__Required work__.
Retype the data that follows exactly. No pictures belong in the copy.

[[ Material for this task open ]]

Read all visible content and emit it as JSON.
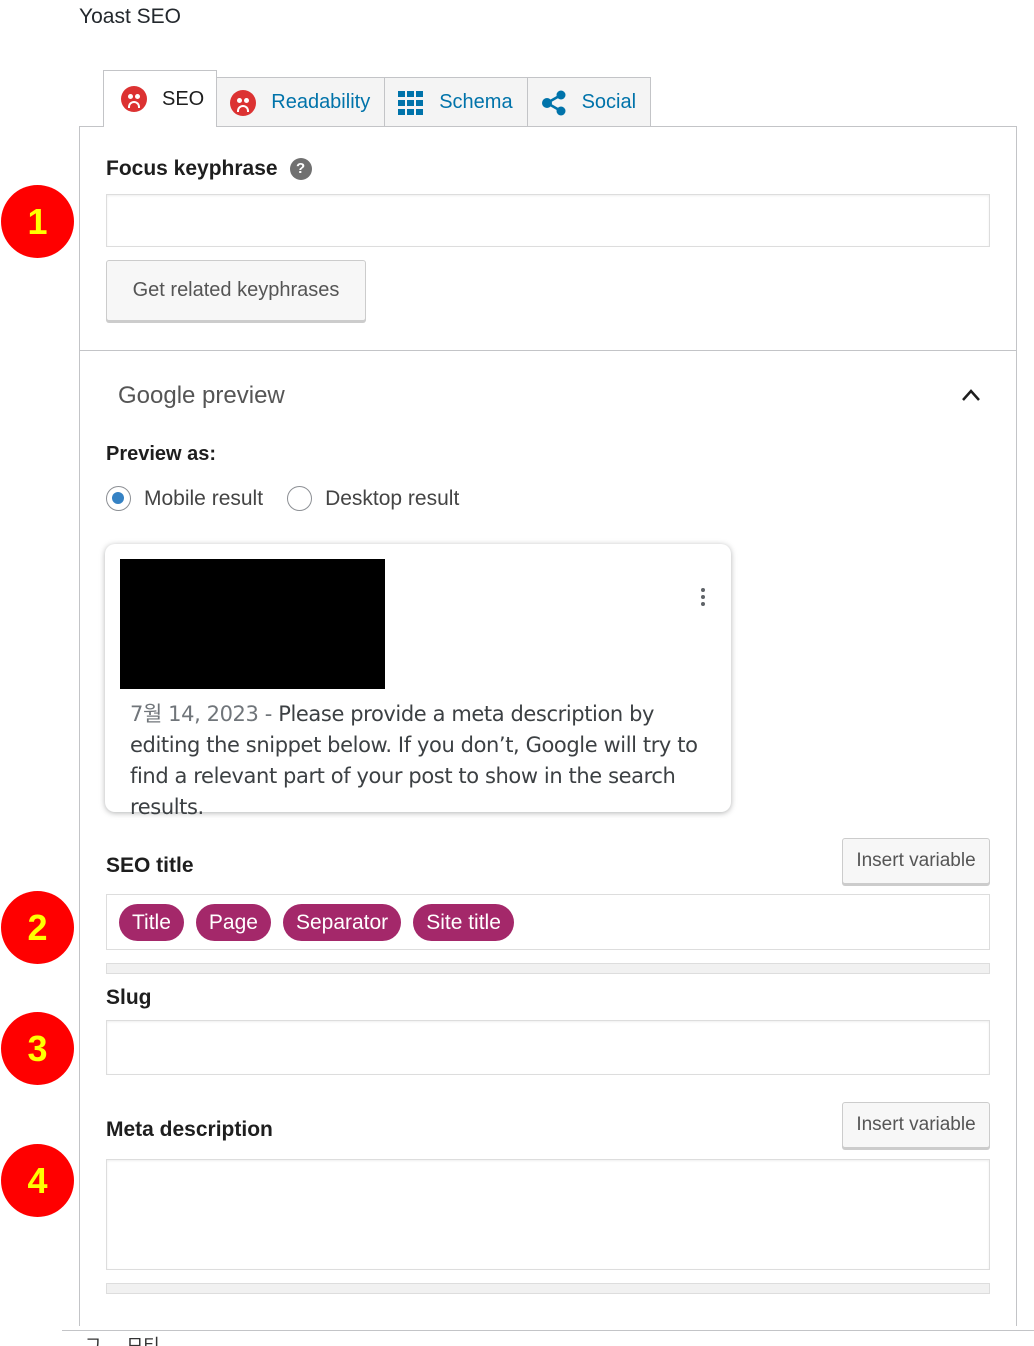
{
  "panel": {
    "title": "Yoast SEO"
  },
  "tabs": [
    {
      "label": "SEO",
      "icon": "sad-face-icon"
    },
    {
      "label": "Readability",
      "icon": "sad-face-icon"
    },
    {
      "label": "Schema",
      "icon": "grid-icon"
    },
    {
      "label": "Social",
      "icon": "share-icon"
    }
  ],
  "focus_keyphrase": {
    "label": "Focus keyphrase",
    "help": "?",
    "value": "",
    "button": "Get related keyphrases"
  },
  "google_preview": {
    "heading": "Google preview",
    "preview_as_label": "Preview as:",
    "options": [
      "Mobile result",
      "Desktop result"
    ],
    "selected": "Mobile result",
    "snippet_date": "7월 14, 2023",
    "snippet_sep": " - ",
    "snippet_text": "Please provide a meta description by editing the snippet below. If you don’t, Google will try to find a relevant part of your post to show in the search results."
  },
  "seo_title": {
    "label": "SEO title",
    "insert_button": "Insert variable",
    "variables": [
      "Title",
      "Page",
      "Separator",
      "Site title"
    ]
  },
  "slug": {
    "label": "Slug",
    "value": ""
  },
  "meta_description": {
    "label": "Meta description",
    "insert_button": "Insert variable",
    "value": ""
  },
  "markers": [
    "1",
    "2",
    "3",
    "4"
  ],
  "colors": {
    "accent": "#a4286a",
    "error": "#dc3232",
    "link": "#0073aa",
    "marker": "#ff0000",
    "marker_text": "#ffff00"
  },
  "footer_partial_text": "그 ... 모티"
}
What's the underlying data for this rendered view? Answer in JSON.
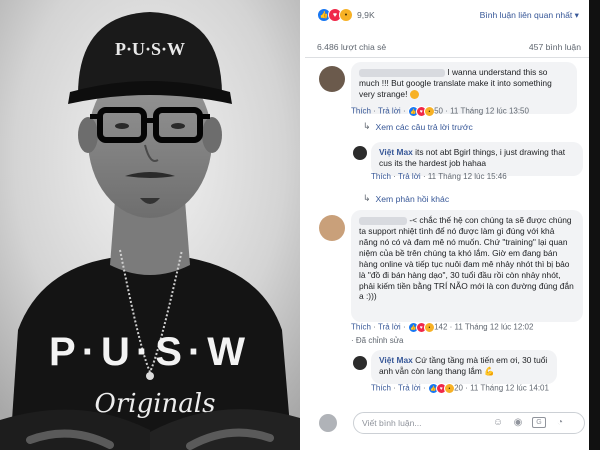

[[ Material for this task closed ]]

__Solution for this exercise__.
Read all visible content and emit it as JSON.
{
  "panel": {
    "title": "Yoast SEO"
  },
  "tabs": [
    {
      "label": "SEO",
      "icon": "sad-face-icon"
    },
    {
      "label": "Readability",
      "icon": "sad-face-icon"
    },
    {
      "label": "Schema",
      "icon": "grid-icon"
    },
    {
      "label": "Social",
      "icon": "share-icon"
    }
  ],
  "focus_keyphrase": {
    "label": "Focus keyphrase",
    "help": "?",
    "value": "",
    "button": "Get related keyphrases"
  },
  "google_preview": {
    "heading": "Google preview",
    "preview_as_label": "Preview as:",
    "options": [
      "Mobile result",
      "Desktop result"
    ],
    "selected": "Mobile result",
    "snippet_date": "7월 14, 2023",
    "snippet_sep": " - ",
    "snippet_text": "Please provide a meta description by editing the snippet below. If you don’t, Google will try to find a relevant part of your post to show in the search results."
  },
  "seo_title": {
    "label": "SEO title",
    "insert_button": "Insert variable",
    "variables": [
      "Title",
      "Page",
      "Separator",
      "Site title"
    ]
  },
  "slug": {
    "label": "Slug",
    "value": ""
  },
  "meta_description": {
    "label": "Meta description",
    "insert_button": "Insert variable",
    "value": ""
  },
  "markers": [
    "1",
    "2",
    "3",
    "4"
  ],
  "colors": {
    "accent": "#a4286a",
    "error": "#dc3232",
    "link": "#0073aa",
    "marker": "#ff0000",
    "marker_text": "#ffff00"
  },
  "footer_partial_text": "그 ... 모티"
}
What's the underlying data for this rendered view? Answer in JSON.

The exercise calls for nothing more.